THESE next few weeks are telling times to help us discover if Arsenal are genuine title contenders or if the early pace setters will flatter to deceive.
The Gunners beat a Brentford side last weekend who had only suffered one defeat up to then, before a London derby against Tottenham, followed by a fixture against Liverpool after the international break.
Fortunately for Mikel Arteta, those encounters against Spurs and Jurgen Klopp’s men are at the Emirates Stadium because Arsenal’s away record against both teams is not something for the Gunners to brag about.
Arsenal are currently on a four-game run of defeats away to their London rivals and their record against the Pool is even more hurtful for Gunners supporters with their side on a six-game losing streak at Anfield.
The Arsenal players will be aware of the daunting fixtures that lie ahead of them on their return from the international break, but of course, they will be quick to point out they are taking it one game at a time.
It’s over a year since the Gunners were humiliated by the Bees on the opening day of last season. That night, Arteta’s side were bullied and Brentford exposed a soft Arsenal team. Over the years the perception of the Gunners is that they are a team that can easily go hiding in difficult circumstances and mentally aren’t strong enough.
It seems that the view of Arsenal has changed this season, and they do deserve credit because they have had a good start, but I still have question marks about whether they are mentally strong enough to be an elite team.
Gabriel Jesus has been a good signing for Arsenal. He has adapted to his new club very well.
However, I do feel that he is receiving far more praise than he deserves. Yes, he has excelled in some games but I question how many goals he'll manage over a full campaign.
Like his new club, I question the mentality of the player. He hasn’t shown me enough in his career to make me think that when the chips are down, he is someone the team can rely on. In fact he often goes hiding.
That's why Manchester City were happy to let him go.
Pep Guardiola is no fool. He wouldn’t have allowed Jesus to leave the club without a serious fight if he believed that the Brazilian could be someone he could call on if City needed a saviour.
Scoring against teams like Leicester isn’t going to be what propels Arsenal to the next level. It’s games against Manchester United when the team needed him and failed to deliver. I understand that there are a lot of attributes to his game.
He does work hard for the team and his link-up play has been good, but call me old-fashioned; I want my centre-forward to score goals. Jesus’s current record at Arsenal is a goal every other game, which is an acceptable return for a striker, but I have my doubts whether he will keep that up.
At the moment, he is still the new kid on the block and adored by Arsenal fans.
However, as time goes by, and Arsenal results inevitably begin to deteriorate, and the novelty of Jesus being a new signing wears off, will he be able to withstand the backlash that comes his way?

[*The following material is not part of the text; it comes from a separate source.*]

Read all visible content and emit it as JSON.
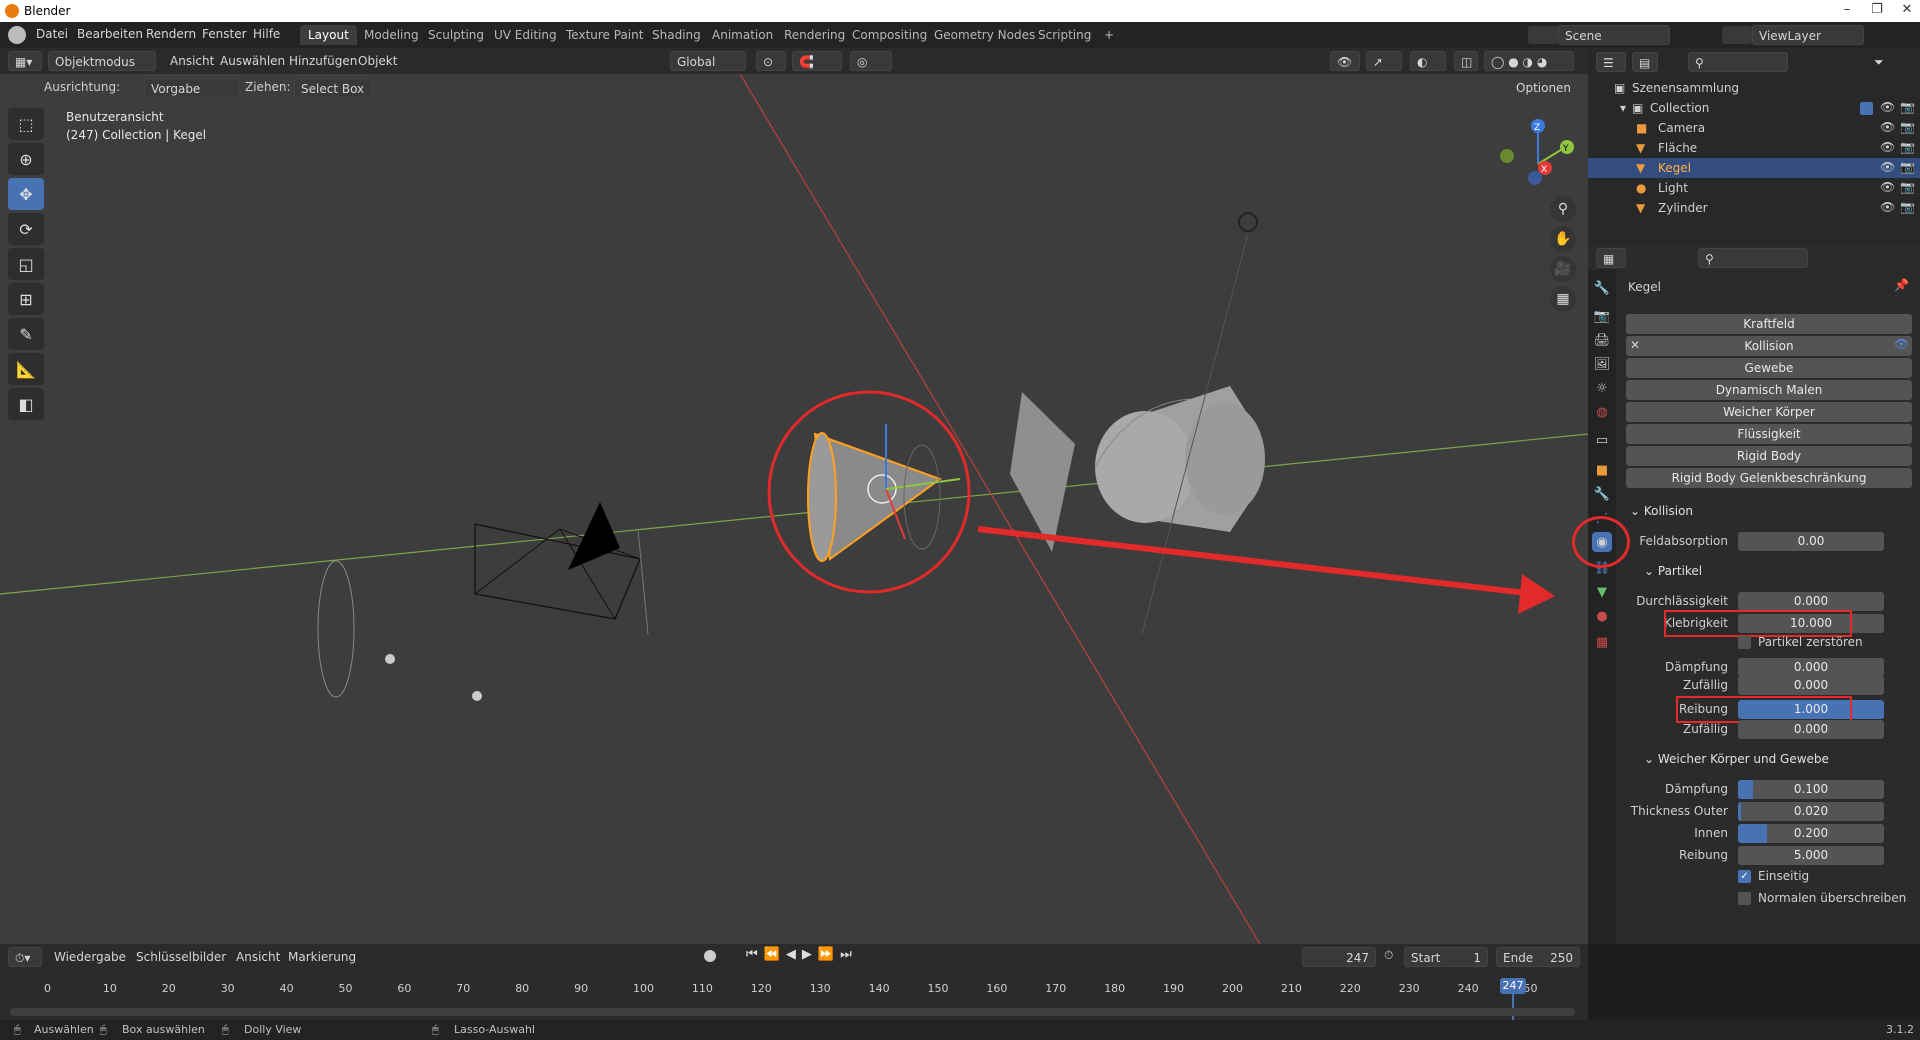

At City, Jesus was never considered the ‘main man’. He was never there to go-to guy when the team was in trouble. He never really had severe pressure on him. At Arsenal, it is the opposite.
How Jesus performs going through those difficult moments will indicate whether he is going to be a long-term success at Arsenal.

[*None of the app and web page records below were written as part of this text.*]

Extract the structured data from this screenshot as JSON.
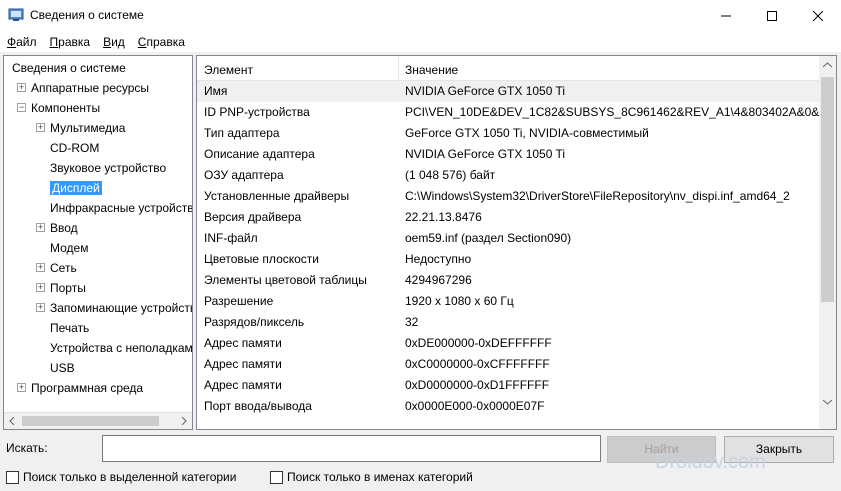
{
  "window": {
    "title": "Сведения о системе"
  },
  "menu": [
    {
      "label": "Файл",
      "key": "Ф",
      "rest": "айл"
    },
    {
      "label": "Правка",
      "key": "П",
      "rest": "равка"
    },
    {
      "label": "Вид",
      "key": "В",
      "rest": "ид"
    },
    {
      "label": "Справка",
      "key": "С",
      "rest": "правка"
    }
  ],
  "tree": {
    "items": [
      {
        "label": "Сведения о системе",
        "level": 0,
        "toggle": ""
      },
      {
        "label": "Аппаратные ресурсы",
        "level": 1,
        "toggle": "+"
      },
      {
        "label": "Компоненты",
        "level": 1,
        "toggle": "−"
      },
      {
        "label": "Мультимедиа",
        "level": 2,
        "toggle": "+"
      },
      {
        "label": "CD-ROM",
        "level": 2,
        "toggle": ""
      },
      {
        "label": "Звуковое устройство",
        "level": 2,
        "toggle": ""
      },
      {
        "label": "Дисплей",
        "level": 2,
        "toggle": "",
        "selected": true
      },
      {
        "label": "Инфракрасные устройства",
        "level": 2,
        "toggle": ""
      },
      {
        "label": "Ввод",
        "level": 2,
        "toggle": "+"
      },
      {
        "label": "Модем",
        "level": 2,
        "toggle": ""
      },
      {
        "label": "Сеть",
        "level": 2,
        "toggle": "+"
      },
      {
        "label": "Порты",
        "level": 2,
        "toggle": "+"
      },
      {
        "label": "Запоминающие устройства",
        "level": 2,
        "toggle": "+"
      },
      {
        "label": "Печать",
        "level": 2,
        "toggle": ""
      },
      {
        "label": "Устройства с неполадками",
        "level": 2,
        "toggle": ""
      },
      {
        "label": "USB",
        "level": 2,
        "toggle": ""
      },
      {
        "label": "Программная среда",
        "level": 1,
        "toggle": "+"
      }
    ]
  },
  "list": {
    "columns": {
      "name": "Элемент",
      "value": "Значение"
    },
    "rows": [
      {
        "name": "Имя",
        "value": "NVIDIA GeForce GTX 1050 Ti"
      },
      {
        "name": "ID PNP-устройства",
        "value": "PCI\\VEN_10DE&DEV_1C82&SUBSYS_8C961462&REV_A1\\4&803402A&0&0"
      },
      {
        "name": "Тип адаптера",
        "value": "GeForce GTX 1050 Ti, NVIDIA-совместимый"
      },
      {
        "name": "Описание адаптера",
        "value": "NVIDIA GeForce GTX 1050 Ti"
      },
      {
        "name": "ОЗУ адаптера",
        "value": "(1 048 576) байт"
      },
      {
        "name": "Установленные драйверы",
        "value": "C:\\Windows\\System32\\DriverStore\\FileRepository\\nv_dispi.inf_amd64_2"
      },
      {
        "name": "Версия драйвера",
        "value": "22.21.13.8476"
      },
      {
        "name": "INF-файл",
        "value": "oem59.inf (раздел Section090)"
      },
      {
        "name": "Цветовые плоскости",
        "value": "Недоступно"
      },
      {
        "name": "Элементы цветовой таблицы",
        "value": "4294967296"
      },
      {
        "name": "Разрешение",
        "value": "1920 x 1080 x 60 Гц"
      },
      {
        "name": "Разрядов/пиксель",
        "value": "32"
      },
      {
        "name": "Адрес памяти",
        "value": "0xDE000000-0xDEFFFFFF"
      },
      {
        "name": "Адрес памяти",
        "value": "0xC0000000-0xCFFFFFFF"
      },
      {
        "name": "Адрес памяти",
        "value": "0xD0000000-0xD1FFFFFF"
      },
      {
        "name": "Порт ввода/вывода",
        "value": "0x0000E000-0x0000E07F"
      }
    ]
  },
  "search": {
    "label": "Искать:",
    "value": "",
    "find_button": "Найти",
    "close_button": "Закрыть",
    "option_selected_category": "Поиск только в выделенной категории",
    "option_category_names": "Поиск только в именах категорий"
  },
  "watermark": "Droidov.com"
}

We know what Brentford are going to do against Arsenal. They are going to be physical. They will press high against the Gunners and will be direct. It will be a test for Arsenal.
Another defeat for Arteta’s side could provide the ammunition critics have been waiting for a lead to the downfall of Arsenal again this season.